“Christmas is about charity and love, and this provides charity and cheer to the veterans,” said Bob Gallagher, troop leader for St. Andrew the Apostle Church’s middle school and high school Trailmen, a Christ-centered outdoor adventure program for boys in kindergarten through 12th grade that allows troops to charter through churches.

The Trailmen, on their third annual visit to the facility, home to more than 400 veterans, were joined by troop family members, St. Andrew parishioners and students from Saint John Paul the Great Catholic High School in Dumfries.

James and Megan McCaskey, students at Saint John Paul the Great, began the card effort at the school three years ago. A couple of weeks ago, they and other students staffed a table during lunch periods to invite students to write cards to the veterans. Sophomore Teddy Durant said it was a way to give back.

“My dad is a veteran, so I understand the sacrifices they make and how hard it is to readjust to civilian life,” he said. “I sent a brief message of appreciation, wished them a Merry Christmas and promised to pray for them.”

Junior Camryn Stryker believes the cards reinforce the real meaning of Christmas.

“I think it might mean more to someone to receive real, heartfelt word of thanks rather than a store-bought gift,” she said. “It’s a very small way to give back and show appreciation.”

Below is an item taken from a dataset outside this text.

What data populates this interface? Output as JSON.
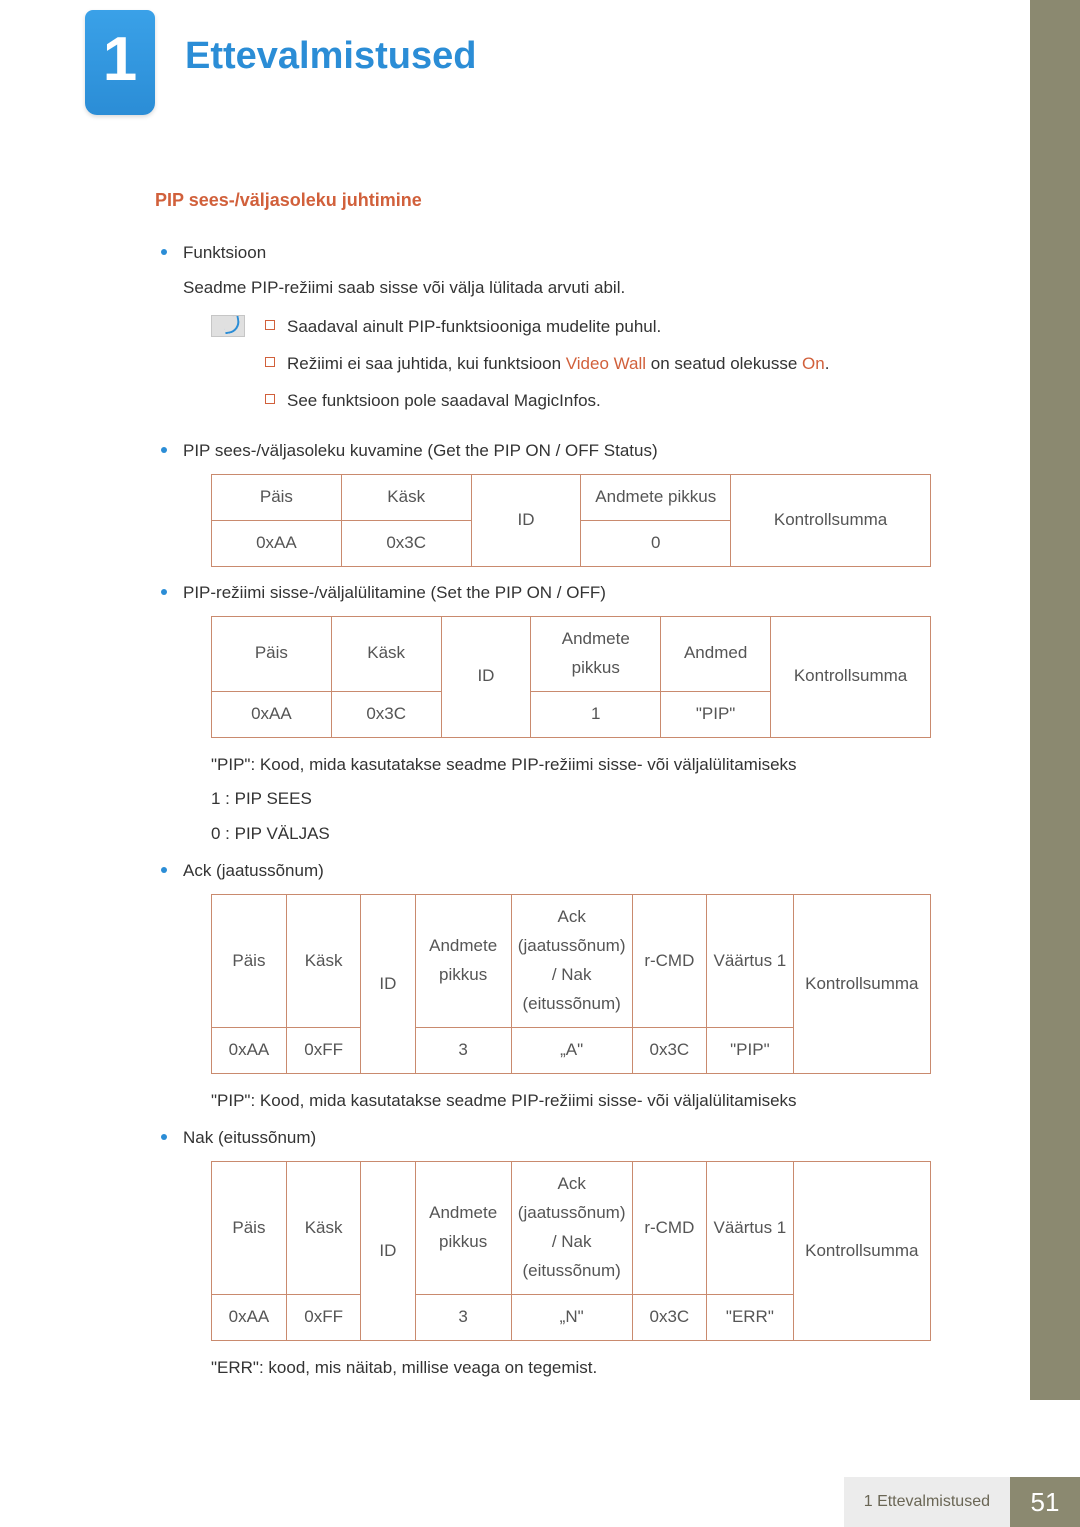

Senior Sam Davis said he thanked the veterans for their service and told them they are heroes.

The Trail Life Troop collected cards from various organizations, including St. Andrew School, the parish youth ministry group, religious education classes and parishioners; students and parents of Saint John Paul the Great; the Oakwood School in Annandale; Cub Scout Pack No. 416 in Albuquerque, N.M., and a Boy Scout Troop in Manassas.

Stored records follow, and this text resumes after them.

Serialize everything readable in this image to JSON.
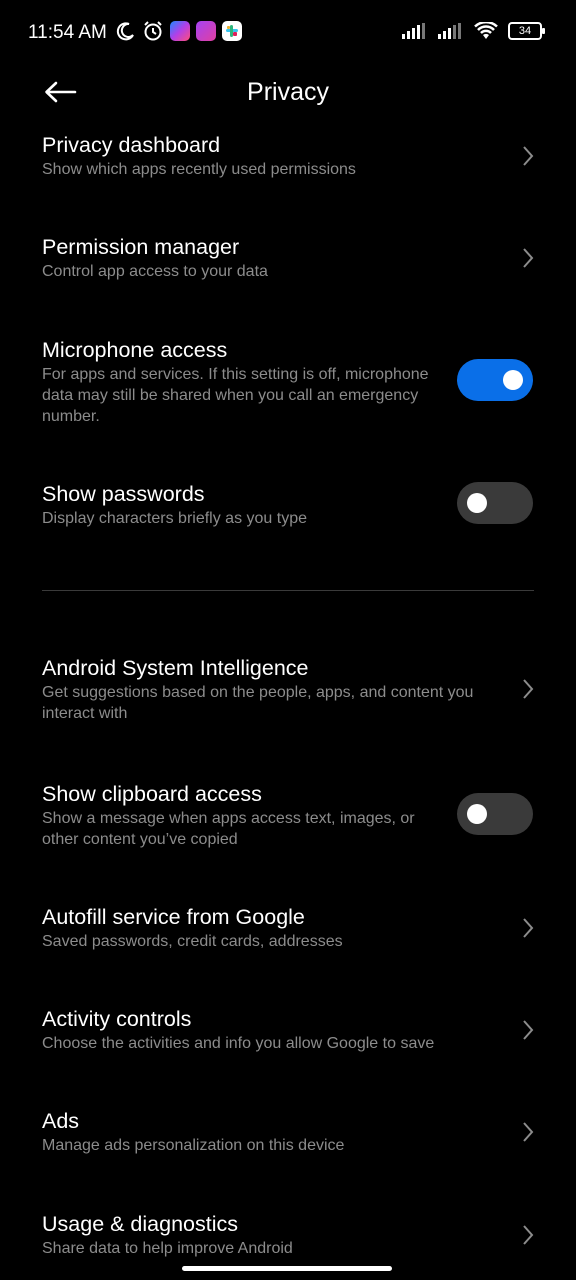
{
  "status_bar": {
    "time": "11:54 AM",
    "battery": "34",
    "icons": [
      "moon-icon",
      "alarm-icon",
      "messenger-icon",
      "app-p-icon",
      "slack-icon",
      "signal-icon",
      "wifi-icon",
      "battery-icon"
    ]
  },
  "header": {
    "title": "Privacy"
  },
  "items": [
    {
      "title": "Privacy dashboard",
      "subtitle": "Show which apps recently used permissions",
      "control": "chevron"
    },
    {
      "title": "Permission manager",
      "subtitle": "Control app access to your data",
      "control": "chevron"
    },
    {
      "title": "Microphone access",
      "subtitle": "For apps and services. If this setting is off, microphone data may still be shared when you call an emergency number.",
      "control": "toggle",
      "toggled": true
    },
    {
      "title": "Show passwords",
      "subtitle": "Display characters briefly as you type",
      "control": "toggle",
      "toggled": false
    },
    {
      "title": "Android System Intelligence",
      "subtitle": "Get suggestions based on the people, apps, and content you interact with",
      "control": "chevron"
    },
    {
      "title": "Show clipboard access",
      "subtitle": "Show a message when apps access text, images, or other content you’ve copied",
      "control": "toggle",
      "toggled": false
    },
    {
      "title": "Autofill service from Google",
      "subtitle": "Saved passwords, credit cards, addresses",
      "control": "chevron"
    },
    {
      "title": "Activity controls",
      "subtitle": "Choose the activities and info you allow Google to save",
      "control": "chevron"
    },
    {
      "title": "Ads",
      "subtitle": "Manage ads personalization on this device",
      "control": "chevron"
    },
    {
      "title": "Usage & diagnostics",
      "subtitle": "Share data to help improve Android",
      "control": "chevron"
    }
  ],
  "colors": {
    "accent": "#0a6fe8",
    "toggle_off": "#3a3a3a",
    "subtitle": "#8c8c8c",
    "background": "#000000"
  }
}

St. Andrew’s Trail Life Troop, which started in 2014, is one of four Catholic Trail Life Troops in the Arlington Diocese, according Anita McCaskey, committee chair. The troop is in its third year serving the community.

Seeing the students and family makes a difference to the residents. Amanda Jensema, a recreation therapist at the Armed Forces Retirement Home, said the event is nice for the residents.

“Some residents share and chitchat and some just grab the candy and head inside for lunch,” she said.

For Andres Lopez, a freshman at Westfield High School in Chantilly and Trailmen member, it was his second time participating in the event. “I like to respect the veterans and thank them for what they have done,” he said. “I feel like they feel loved when we come here.”

And the veterans were grateful for the visit.

“It’s nice we weren’t forgotten,” said Lucien J. Bilodeau. “We’re sort of isolated out here. To see people is nice.” Rudolf Liskovec said the visit shows that somebody cares.

Francisco Lopez, another troop leader, said the Trailmen spend a lot of time focused on outdoor activities. “This teaches them to visit the elderly. In a way, it is like the beginning of military life.” The veterans share stories of how they were involved in Scouts, and as Lopez pointed out, “Scouts and the military life go together.” 

© Arlington Catholic Herald 2016